Wearables might seem like a new phenomenon, but they’re nothing of the sort: HP designed and produced the first consumer smartwatch 39 years ago. Back then, though, the HP-01 was described as a ‘wrist instrument’. Rather than telling you about your latest social media updates, it combined a digital wristwatch with a calculator, 200-year personal calendar and alarm, stopwatch and timer functions. It even introduced the idea of a stylus, which stowed away invisibly in the bracelet and made it possible to press the tiny buttons. If you were lucky enough to snap up the gold model pictured above, it was pretty darn good looking too.
1980 – HP introduces its first true all-in-one PC
After its reveal in December 1979, the HP-85 finally hit the market in January 1980. This PC took the concept of the all-in-one PC further than any device that had come previously: it combined a built-in keyboard with a 5in screen, thermal printer and tape storage unit, and used the BASIC programming language. With a press of a button, it was possible to instantaneously print out whatever was displayed on screen, including graphics and text.
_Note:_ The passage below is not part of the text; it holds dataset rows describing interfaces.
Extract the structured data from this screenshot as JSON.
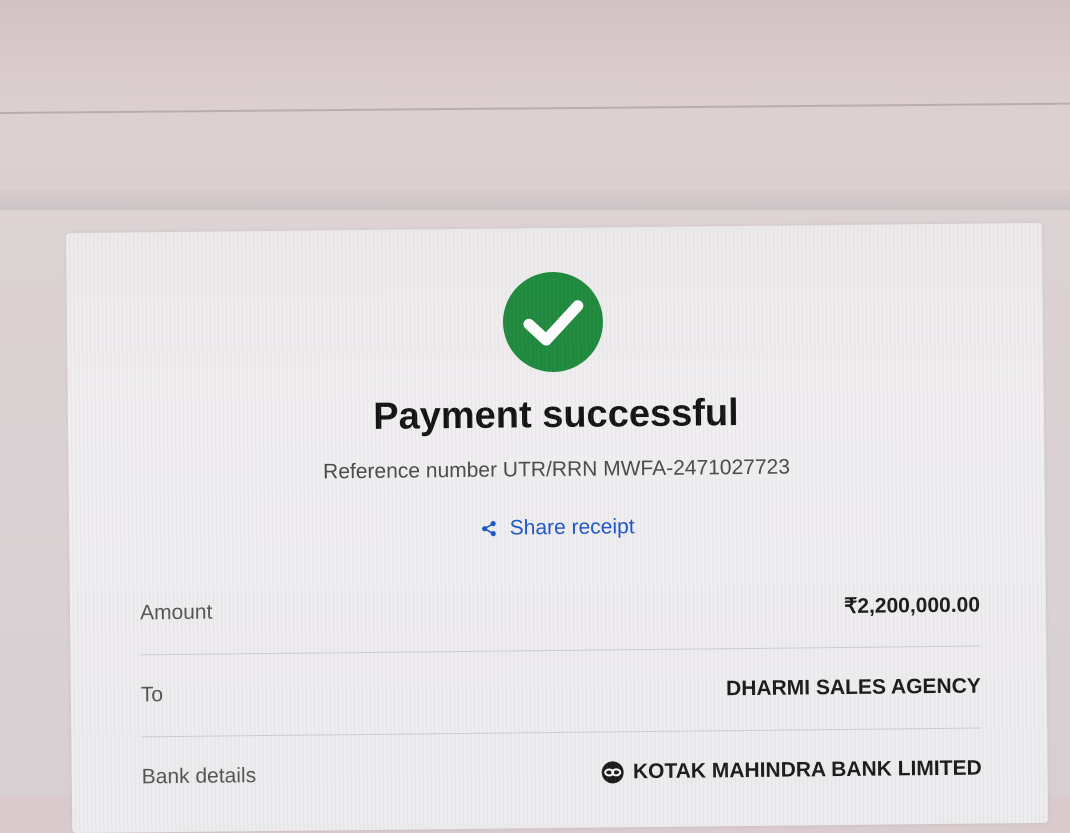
{
  "status": {
    "icon": "check-circle-icon",
    "color": "#1e8a3c",
    "title": "Payment successful",
    "reference": "Reference number UTR/RRN MWFA-2471027723"
  },
  "actions": {
    "share_icon": "share-icon",
    "share_label": "Share receipt",
    "link_color": "#1a57c9"
  },
  "details": [
    {
      "label": "Amount",
      "value": "₹2,200,000.00"
    },
    {
      "label": "To",
      "value": "DHARMI SALES AGENCY"
    },
    {
      "label": "Bank details",
      "value": "KOTAK MAHINDRA BANK LIMITED",
      "icon": "kotak-bank-logo-icon"
    }
  ]
}
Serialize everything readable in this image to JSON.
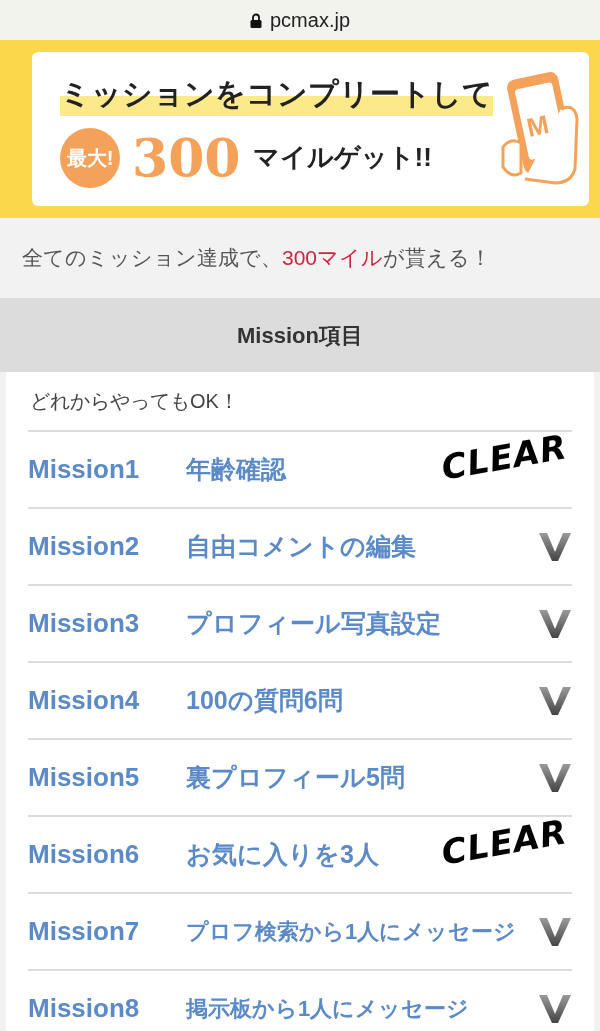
{
  "address_bar": {
    "url": "pcmax.jp"
  },
  "banner": {
    "headline": "ミッションをコンプリートして",
    "badge": "最大!",
    "amount": "300",
    "suffix": "マイルゲット!!",
    "phone_letter": "M"
  },
  "subtitle": {
    "before": "全てのミッション達成で、",
    "highlight": "300マイル",
    "after": "が貰える！"
  },
  "section": {
    "title": "Mission項目",
    "note": "どれからやってもOK！"
  },
  "missions": [
    {
      "label": "Mission1",
      "title": "年齢確認",
      "cleared": true,
      "stamp": "CLEAR"
    },
    {
      "label": "Mission2",
      "title": "自由コメントの編集",
      "cleared": false
    },
    {
      "label": "Mission3",
      "title": "プロフィール写真設定",
      "cleared": false
    },
    {
      "label": "Mission4",
      "title": "100の質問6問",
      "cleared": false
    },
    {
      "label": "Mission5",
      "title": "裏プロフィール5問",
      "cleared": false
    },
    {
      "label": "Mission6",
      "title": "お気に入りを3人",
      "cleared": true,
      "stamp": "CLEAR"
    },
    {
      "label": "Mission7",
      "title": "プロフ検索から1人にメッセージ",
      "cleared": false
    },
    {
      "label": "Mission8",
      "title": "掲示板から1人にメッセージ",
      "cleared": false
    }
  ]
}
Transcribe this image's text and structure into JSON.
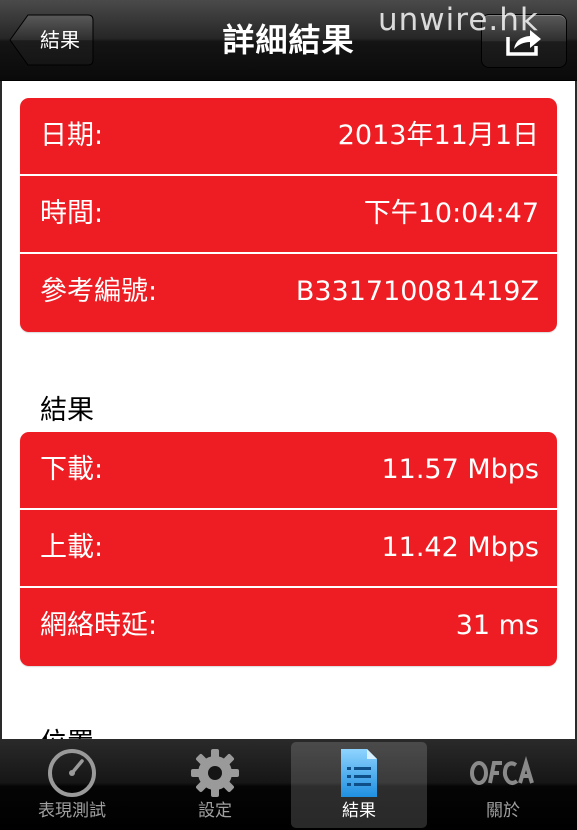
{
  "nav": {
    "back_label": "結果",
    "title": "詳細結果",
    "watermark": "unwire.hk"
  },
  "info_group": {
    "rows": [
      {
        "label": "日期:",
        "value": "2013年11月1日"
      },
      {
        "label": "時間:",
        "value": "下午10:04:47"
      },
      {
        "label": "參考編號:",
        "value": "B331710081419Z"
      }
    ]
  },
  "results_section": {
    "header": "結果",
    "rows": [
      {
        "label": "下載:",
        "value": "11.57 Mbps"
      },
      {
        "label": "上載:",
        "value": "11.42 Mbps"
      },
      {
        "label": "網絡時延:",
        "value": "31 ms"
      }
    ]
  },
  "next_section": {
    "header": "位置"
  },
  "tabbar": {
    "tabs": [
      {
        "label": "表現測試",
        "icon": "speedometer-icon",
        "selected": false
      },
      {
        "label": "設定",
        "icon": "gear-icon",
        "selected": false
      },
      {
        "label": "結果",
        "icon": "document-list-icon",
        "selected": true
      },
      {
        "label": "關於",
        "icon": "ofca-logo-icon",
        "selected": false
      }
    ]
  },
  "colors": {
    "group_red": "#ee1d23",
    "nav_dark": "#1a1a1a"
  }
}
Crucially, though, the only microchips that weren’t custom designed by HP were the eight memory chips that combined to provide 8KB of RAM – the company’s chip-building expertise would eventually lead to its 1994 collaboration with Intel.
1991 – The desktop printer finally leaves monochrome behind
After its pioneering inkjet and laser printers in 1984, HP’s next milestone was the HP DeskJet 500C – and it changed printing forever. Finally bringing colour printing from the high-end to an affordable desktop-sized device, the DeskJet 500C capitalised on the discoveries made by HP Labs’ work on compression, half-toning algorithms and the sRGB colour standard – a standard that has made it possible for users to see the same colours on every display and print-out across the world. With a 300dpi printing resolution and a single tri-colour print cartridge, the HP DeskJet 500C was the first printer to bring colour printing within reach of every home and office.
1994 – HP and Intel push computing into the 64-bit age
Image: Konstatin Lanzet
In the search for a successor to the aging RISC architecture, HP decided to join forces with Intel to design the enterprise processors of the future – which would eventually be known by the codename Itanium. The pairing developed what would become the first 64-bit processor for high-end business and enterprise use.
2014 – The HP Sprout looks to a 3D-printed future
The HP Sprout is the all-in-one PC evolved. While we’ve all become used to the idea of a touchscreen PC, the Sprout adds an Intel RealSense 3D camera, projector and a touch-sensitive mat to the tried-and-tested formula. Place an object in front of the Sprout, and it’s possible to capture a high-resolution colour 3D model of it. Ingeniously, the integrated projector is able to project items onto the mat to allow it to act as a secondary touch-sensitive display. Once captured, it’s possible to manipulate the captured 3D objects, and the 20-point touch mat allows up to four people to collaborate on any given project at once. This is the all-in-one PC redesigned for an immersive, 3D-printed future.